Year of fee payment: 10

PGFP Postgrant: annual fees paid to national office

Ref country code: DK

Payment date: 20160825

Year of fee payment: 10

Ref country code: NL

Payment date: 20160908

Year of fee payment: 10

Ref country code: CH

Payment date: 20160725

Year of fee payment: 10

Ref country code: GB

Payment date: 20160830

Year of fee payment: 10

PGFP Postgrant: annual fees paid to national office

Ref country code: FR

Payment date: 20160817

Year of fee payment: 10

REG Reference to a national code

Ref country code: DK

Ref legal event code: EBP

Effective date: 20170930

REG Reference to a national code

Ref country code: CH

Ref legal event code: PL

REG Reference to a national code

Ref country code: NL

Ref legal event code: MM

Effective date: 20171001

GBPC Gb: european patent ceased through non-payment of renewal fee

Effective date: 20170925

PG25 Lapsed in a contracting state announced via postgrant inform. from nat. office to epo

Ref country code: NL

Free format text: LAPSE BECAUSE OF NON-PAYMENT OF DUE FEES

Effective date: 20171001

REG Reference to a national code

Ref country code: FR

Ref legal event code: ST

Effective date: 20180531

PG25 Lapsed in a contracting state announced via postgrant inform. from nat. office to epo

Ref country code: CH
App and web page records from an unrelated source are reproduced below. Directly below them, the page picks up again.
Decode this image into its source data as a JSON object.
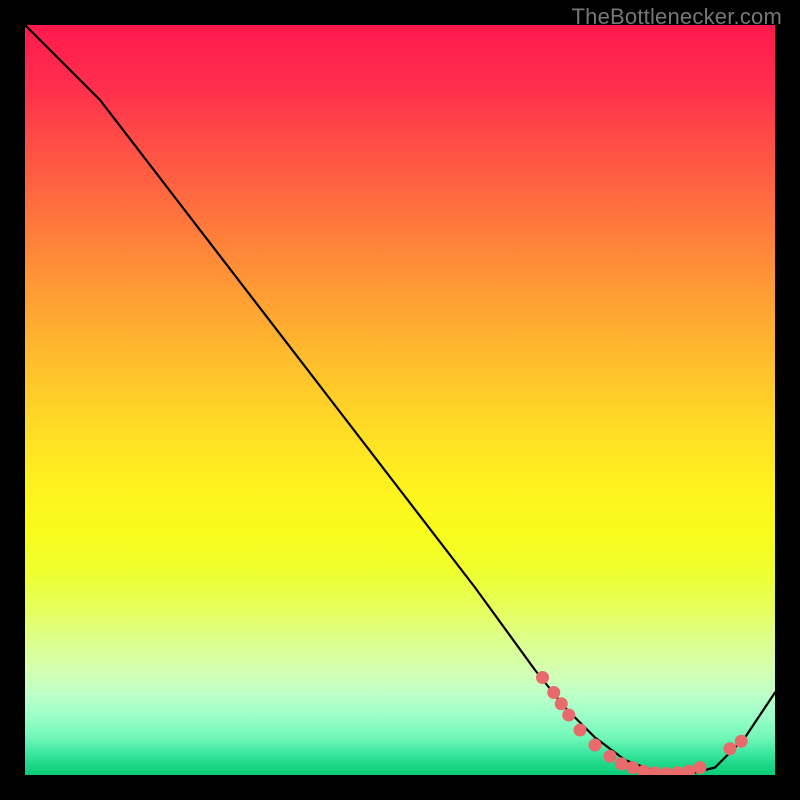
{
  "attribution": "TheBottlenecker.com",
  "chart_data": {
    "type": "line",
    "title": "",
    "xlabel": "",
    "ylabel": "",
    "xlim": [
      0,
      100
    ],
    "ylim": [
      0,
      100
    ],
    "series": [
      {
        "name": "curve",
        "x": [
          0,
          6,
          10,
          20,
          30,
          40,
          50,
          60,
          68,
          72,
          76,
          80,
          84,
          88,
          92,
          96,
          100
        ],
        "y": [
          100,
          94,
          90,
          77,
          64,
          51,
          38,
          25,
          14,
          9,
          5,
          2,
          0.5,
          0,
          1,
          5,
          11
        ]
      }
    ],
    "markers": {
      "name": "dots",
      "color": "#e86a6a",
      "points": [
        {
          "x": 69.0,
          "y": 13.0
        },
        {
          "x": 70.5,
          "y": 11.0
        },
        {
          "x": 71.5,
          "y": 9.5
        },
        {
          "x": 72.5,
          "y": 8.0
        },
        {
          "x": 74.0,
          "y": 6.0
        },
        {
          "x": 76.0,
          "y": 4.0
        },
        {
          "x": 78.0,
          "y": 2.5
        },
        {
          "x": 79.5,
          "y": 1.5
        },
        {
          "x": 81.0,
          "y": 1.0
        },
        {
          "x": 82.5,
          "y": 0.5
        },
        {
          "x": 84.0,
          "y": 0.3
        },
        {
          "x": 85.5,
          "y": 0.2
        },
        {
          "x": 87.0,
          "y": 0.3
        },
        {
          "x": 88.5,
          "y": 0.5
        },
        {
          "x": 90.0,
          "y": 1.0
        },
        {
          "x": 94.0,
          "y": 3.5
        },
        {
          "x": 95.5,
          "y": 4.5
        }
      ]
    },
    "gradient_stops": [
      {
        "pos": 0,
        "color": "#ff1a4d"
      },
      {
        "pos": 50,
        "color": "#ffd828"
      },
      {
        "pos": 75,
        "color": "#f0ff3c"
      },
      {
        "pos": 100,
        "color": "#0acb76"
      }
    ]
  }
}
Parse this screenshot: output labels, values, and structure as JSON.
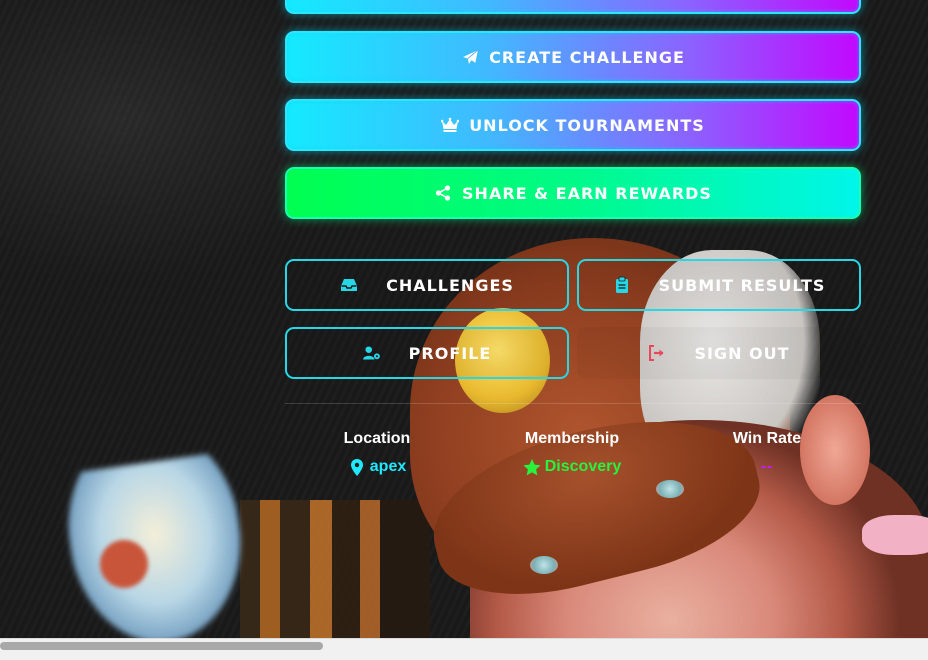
{
  "buttons": {
    "create_challenge": "CREATE CHALLENGE",
    "unlock_tournaments": "UNLOCK TOURNAMENTS",
    "share_earn": "SHARE & EARN REWARDS",
    "challenges": "CHALLENGES",
    "submit_results": "SUBMIT RESULTS",
    "profile": "PROFILE",
    "sign_out": "SIGN OUT"
  },
  "icons": {
    "create_challenge": "paper-plane-icon",
    "unlock_tournaments": "crown-icon",
    "share_earn": "share-nodes-icon",
    "challenges": "inbox-tray-icon",
    "submit_results": "clipboard-icon",
    "profile": "user-gear-icon",
    "sign_out": "sign-out-icon"
  },
  "stats": {
    "location": {
      "label": "Location",
      "value": "apex"
    },
    "membership": {
      "label": "Membership",
      "value": "Discovery"
    },
    "win_rate": {
      "label": "Win Rate",
      "value": "--"
    }
  },
  "colors": {
    "cyan": "#14eaff",
    "purple": "#c208ff",
    "green": "#00ff51",
    "outline": "#27d7e6",
    "signout_icon": "#e8465a",
    "location_value": "#1fe8ff",
    "membership_value": "#28f23c",
    "winrate_value": "#c51bff"
  }
}
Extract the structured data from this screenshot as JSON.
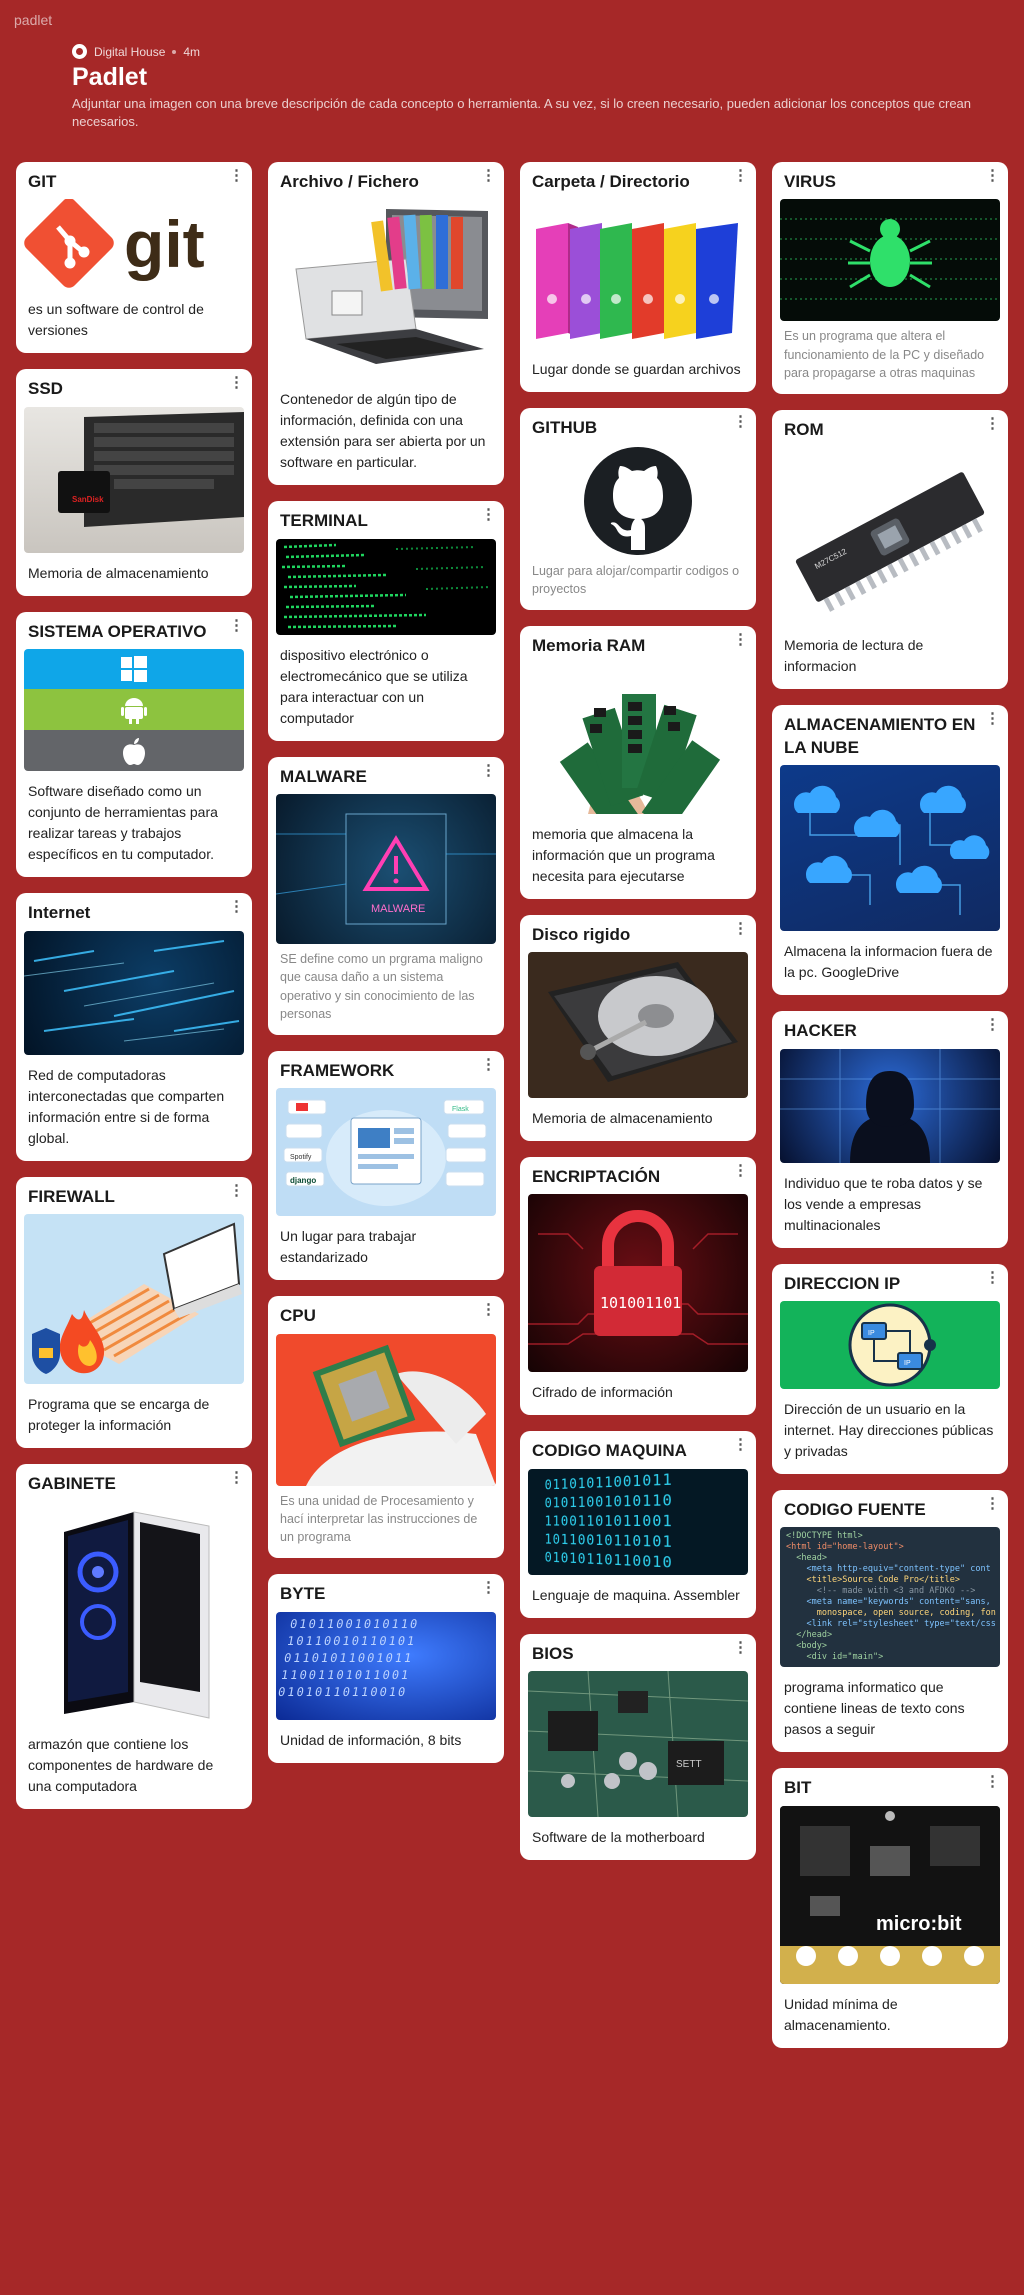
{
  "app": {
    "brand": "padlet",
    "author": "Digital House",
    "age": "4m",
    "title": "Padlet",
    "description": "Adjuntar una imagen con una breve descripción de cada concepto o herramienta. A su vez, si lo creen necesario, pueden adicionar los conceptos que crean necesarios."
  },
  "img": {
    "git": "git",
    "framework_brands": [
      "django",
      "Spotify",
      "Flask"
    ],
    "ip_tags": [
      "IP",
      "IP"
    ],
    "bios_board": "SETT",
    "encryption_digits": "101001101",
    "binary_rows": [
      "01011001010110",
      "10110010110101",
      "01101011001011",
      "11001101011001",
      "01010110110010"
    ],
    "code_lines": [
      "<!DOCTYPE html>",
      "<html id=\"home-layout\">",
      "  <head>",
      "    <meta http-equiv=\"content-type\" cont",
      "    <title>Source Code Pro</title>",
      "      <!-- made with <3 and AFDKO -->",
      "    <meta name=\"keywords\" content=\"sans,",
      "      monospace, open source, coding, fon",
      "    <link rel=\"stylesheet\" type=\"text/css",
      "  </head>",
      "  <body>",
      "    <div id=\"main\">"
    ],
    "microbit": "micro:bit",
    "rom_chip": "M27C512",
    "malware": "MALWARE"
  },
  "cards": [
    {
      "title": "GIT",
      "text": "es un software de control de versiones"
    },
    {
      "title": "SSD",
      "text": "Memoria de almacenamiento"
    },
    {
      "title": "SISTEMA OPERATIVO",
      "text": "Software diseñado como un conjunto de herramientas para realizar tareas y trabajos específicos en tu computador."
    },
    {
      "title": "Internet",
      "text": "Red de computadoras interconectadas que comparten información entre si de forma global."
    },
    {
      "title": "FIREWALL",
      "text": "Programa que se encarga de proteger la información"
    },
    {
      "title": "GABINETE",
      "text": "armazón que contiene los componentes de hardware de una computadora"
    },
    {
      "title": "Archivo / Fichero",
      "text": "Contenedor de algún tipo de información, definida con una extensión para ser abierta por un software en particular."
    },
    {
      "title": "TERMINAL",
      "text": "dispositivo electrónico o electromecánico que se utiliza para interactuar con un computador"
    },
    {
      "title": "MALWARE",
      "text": "SE define como un prgrama maligno que causa daño a un sistema operativo y sin conocimiento de las personas"
    },
    {
      "title": "FRAMEWORK",
      "text": "Un lugar para trabajar estandarizado"
    },
    {
      "title": "CPU",
      "text": "Es una unidad de Procesamiento y hací interpretar las instrucciones de un programa"
    },
    {
      "title": "BYTE",
      "text": "Unidad de información, 8 bits"
    },
    {
      "title": "Carpeta / Directorio",
      "text": "Lugar donde se guardan archivos"
    },
    {
      "title": "GITHUB",
      "text": "Lugar para alojar/compartir codigos o proyectos"
    },
    {
      "title": "Memoria RAM",
      "text": "memoria que almacena la información que un programa necesita para ejecutarse"
    },
    {
      "title": "Disco rigido",
      "text": "Memoria de almacenamiento"
    },
    {
      "title": "ENCRIPTACIÓN",
      "text": "Cifrado de información"
    },
    {
      "title": "CODIGO MAQUINA",
      "text": "Lenguaje de maquina. Assembler"
    },
    {
      "title": "BIOS",
      "text": "Software de la motherboard"
    },
    {
      "title": "VIRUS",
      "text": "Es un programa que altera el funcionamiento de la PC y diseñado para propagarse a otras maquinas"
    },
    {
      "title": "ROM",
      "text": "Memoria de lectura de informacion"
    },
    {
      "title": "ALMACENAMIENTO EN LA NUBE",
      "text": "Almacena la informacion fuera de la pc. GoogleDrive"
    },
    {
      "title": "HACKER",
      "text": "Individuo que te roba datos y se los vende a empresas multinacionales"
    },
    {
      "title": "DIRECCION IP",
      "text": "Dirección de un usuario en la internet. Hay direcciones públicas y privadas"
    },
    {
      "title": "CODIGO FUENTE",
      "text": "programa informatico que contiene lineas de texto cons pasos a seguir"
    },
    {
      "title": "BIT",
      "text": "Unidad mínima de almacenamiento."
    }
  ]
}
Free format text: LAPSE BECAUSE OF NON-PAYMENT OF DUE FEES

Effective date: 20170930

Ref country code: LI

Free format text: LAPSE BECAUSE OF NON-PAYMENT OF DUE FEES

Effective date: 20170930

Ref country code: GB

Free format text: LAPSE BECAUSE OF NON-PAYMENT OF DUE FEES

Effective date: 20170925

PG25 Lapsed in a contracting state announced via postgrant inform. from nat. office to epo

Ref country code: FR

Free format text: LAPSE BECAUSE OF NON-PAYMENT OF DUE FEES

Effective date: 20171002

PGFP Postgrant: annual fees paid to national office

Ref country code: DE

Payment date: 20180815

Year of fee payment: 12

PG25 Lapsed in a contracting state announced via postgrant inform. from nat. office to epo

Ref country code: DK

Free format text: LAPSE BECAUSE OF NON-PAYMENT OF DUE FEES

Effective date: 20170930